As part of the celebration of the 25th anniversary of the pontificate of John Paul II, the U.S. Conference of Catholic Bishops has sponsored a handsome new book entitled John Paul II: A Light for the World (edited by Mary Ann Walsh, R.S.M.; Sheed & Ward). Accompanying the many photographs by official Vatican photographers are the story of the life and ministry of the pope, key writings by John Paul II and essays on the wide variety of topics addressed by the pope during his pontificate (e.g., human rights, the culture of life, women), as well as reports of “personal encounters” with the pope. We reproduce here three of these reports and two photographs from the book.

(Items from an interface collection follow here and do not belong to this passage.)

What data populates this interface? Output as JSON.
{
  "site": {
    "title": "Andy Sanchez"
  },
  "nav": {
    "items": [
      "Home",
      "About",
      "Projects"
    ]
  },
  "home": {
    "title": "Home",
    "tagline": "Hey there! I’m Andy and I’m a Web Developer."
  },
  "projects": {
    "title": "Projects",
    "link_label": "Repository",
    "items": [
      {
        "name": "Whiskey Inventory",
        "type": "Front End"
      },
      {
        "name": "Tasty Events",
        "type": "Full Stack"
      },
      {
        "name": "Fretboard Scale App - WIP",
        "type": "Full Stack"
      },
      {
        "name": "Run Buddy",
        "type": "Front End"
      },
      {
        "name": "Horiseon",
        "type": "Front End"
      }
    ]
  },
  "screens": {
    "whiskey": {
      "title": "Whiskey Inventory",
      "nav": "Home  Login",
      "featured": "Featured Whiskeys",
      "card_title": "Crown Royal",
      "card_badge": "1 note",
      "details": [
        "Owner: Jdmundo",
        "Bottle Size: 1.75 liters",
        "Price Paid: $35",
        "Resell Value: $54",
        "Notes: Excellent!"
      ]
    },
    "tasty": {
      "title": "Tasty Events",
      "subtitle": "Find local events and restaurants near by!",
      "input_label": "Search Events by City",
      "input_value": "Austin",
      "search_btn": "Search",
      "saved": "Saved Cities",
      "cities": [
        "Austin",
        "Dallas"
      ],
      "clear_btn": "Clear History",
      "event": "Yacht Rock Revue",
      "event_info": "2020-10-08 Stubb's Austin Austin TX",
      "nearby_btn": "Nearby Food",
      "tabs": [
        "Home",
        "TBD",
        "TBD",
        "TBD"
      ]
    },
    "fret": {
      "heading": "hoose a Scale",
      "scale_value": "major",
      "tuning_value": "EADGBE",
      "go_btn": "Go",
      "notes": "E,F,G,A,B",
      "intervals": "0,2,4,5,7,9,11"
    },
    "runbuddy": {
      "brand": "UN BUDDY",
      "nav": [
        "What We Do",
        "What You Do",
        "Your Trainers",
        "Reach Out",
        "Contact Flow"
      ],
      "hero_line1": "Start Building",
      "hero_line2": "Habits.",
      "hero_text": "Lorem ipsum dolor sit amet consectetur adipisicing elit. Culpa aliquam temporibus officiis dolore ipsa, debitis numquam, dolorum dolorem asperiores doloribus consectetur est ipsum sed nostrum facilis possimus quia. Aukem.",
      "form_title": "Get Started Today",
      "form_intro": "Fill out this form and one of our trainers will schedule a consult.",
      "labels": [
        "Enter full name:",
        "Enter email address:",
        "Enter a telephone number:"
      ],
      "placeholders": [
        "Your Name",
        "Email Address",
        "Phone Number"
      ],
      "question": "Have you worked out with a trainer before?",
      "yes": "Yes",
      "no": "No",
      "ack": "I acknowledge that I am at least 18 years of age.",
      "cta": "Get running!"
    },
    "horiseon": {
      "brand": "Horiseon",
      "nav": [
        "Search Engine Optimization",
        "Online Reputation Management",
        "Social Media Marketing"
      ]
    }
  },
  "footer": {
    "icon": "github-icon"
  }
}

I’ve Lost the Holy Father!
Cardinal Roger M. Mahony is archbishop of Los Angeles.
In September of 1987 Pope John Paul made an extensive pastoral visit to the United States, beginning with stops in Miami and concluding in Detroit. Two of those memorable days were spent in Los Angeles.

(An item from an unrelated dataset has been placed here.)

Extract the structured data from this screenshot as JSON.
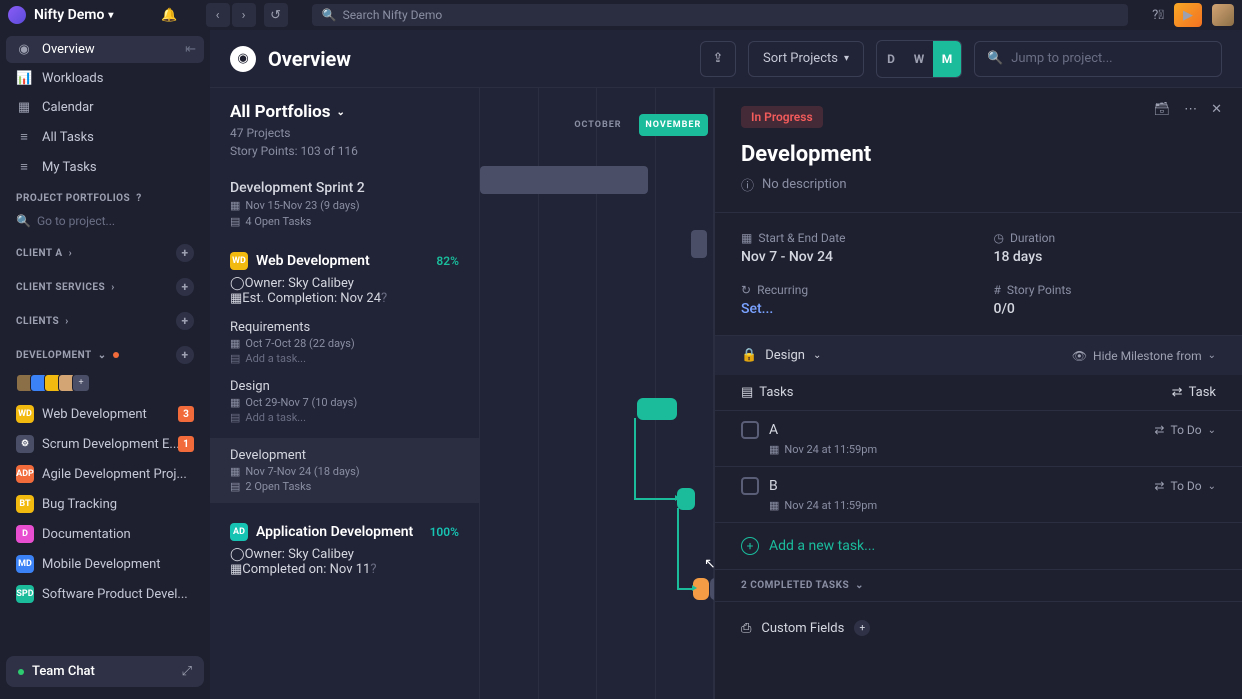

On the first night of the Pope’s stay in our Cathedral Residence, we had returned from a large public Mass in the Los Angeles Coliseum and the Holy Father was running a bit early on his schedule. It had been planned for him to have a late dinner in the small dining room on the third floor of the Residence.
When the Holy Father, then-Monsignor Stanislaw Dziwisz (his secretary) and I exited the elevator for the dinner, we could smell the food cooking in the kitchen but there were no cooks, waiters, or other personnel anywhere. Feeling that overwhelming sense of panic, I assured the Holy Father that the staff must be nearby somewhere, and invited him to be seated in the dining room while I searched for them.
It seems that the Secret Service had brought everyone down to the first floor as part of their security protocol, but failed to inform the cooks and waiters that they could return to the dining room area.
When I went back into the small dining room, the Pope and Monsignor Dziwisz were nowhere to be found. I heard voices in the kitchen, and upon entering, I saw the Holy Father lifting the lids on various pots and pans on the stove. Before I knew it, they were serving themselves a nice helping of soup!
The Pope seemed so relaxed, truly enjoying his time in the kitchen, and made us all feel like mutual friends enjoying a meal together.
Kindness for a Bumbling Reporter
Mary Ann Walsh, R.S.M., is the deputy director for media relations of the U.S. Conference of Catholic Bishops.
One privilege of the Vatican press corps is riding on the papal plane when the pope goes outside Italy. Such a trip for a journalist can be nerve-racking. On one, a trip to the Netherlands, I took a middle seat towards the front. Custom was for the pope to visit reporters near the end of the trip, allowing each one a question. Everyone hoped for a few special words, maybe even a scoop. I was rapt in the preview text of his arrival remarks when a white sleeve—the Pope’s—suddenly was before my face, reaching to shake hands. I moved quickly to rise, only to be held back by my seatbelt. As I fumbled, the Pope surmised the situation. “Never mind, I’ll come back,” he said. Dejected, I watched my scoop disappear. Why would he remember with all he had on his mind? But he did. It was a sympathetic gesture towards a bumbling reporter and saved my day. I asked about the hostility preceding his trip to Holland and why he was still going. “Because they invited me,” he said.
Protests marked the visit. About a week later, as he moved to his seat on the return flight, the Pope saw me and paused. “You were afraid for me a little,” he said; “Now you see why it was indispensable that I go?”
Always the Personal Touch
Cardinal Francis George, O.M.I., is archbishop of Chicago.
At the ceremony when I received the pallium as Archbishop of Chicago, Pope John Paul II told me that he wanted to talk to me. Anticipating some instructions about what he thought might be done, I went to his library prepared to listen. What I heard was a series of reflections on his relation to previous archbishops of Chicago, from Cardinal Meyer at the Second Vatican Council, to Cardinal Cody during the Pope’s visit to Chicago in 1979, to Cardinal Bernardin and his pastoral projects. Still waiting for instructions, I heard him wish me good luck because there is much work to be done in a large archdiocese. The encounter reflected the Pope’s personality and his approach: intensely personal, with a remarkable memory for names and details, encouraging and trusting, setting others free.
At the head of a table, the Holy Father is the gracious host. He enjoys his food and puts others at ease. With his penetrating glance singling out one or the other, he draws all into the conversation. Throughout, he is listening and teaching, himself a model for the strategy he believes should be the Church’s approach to the world: proposing rather than imposing. This is a man who never fails to declare the truth, but always in love.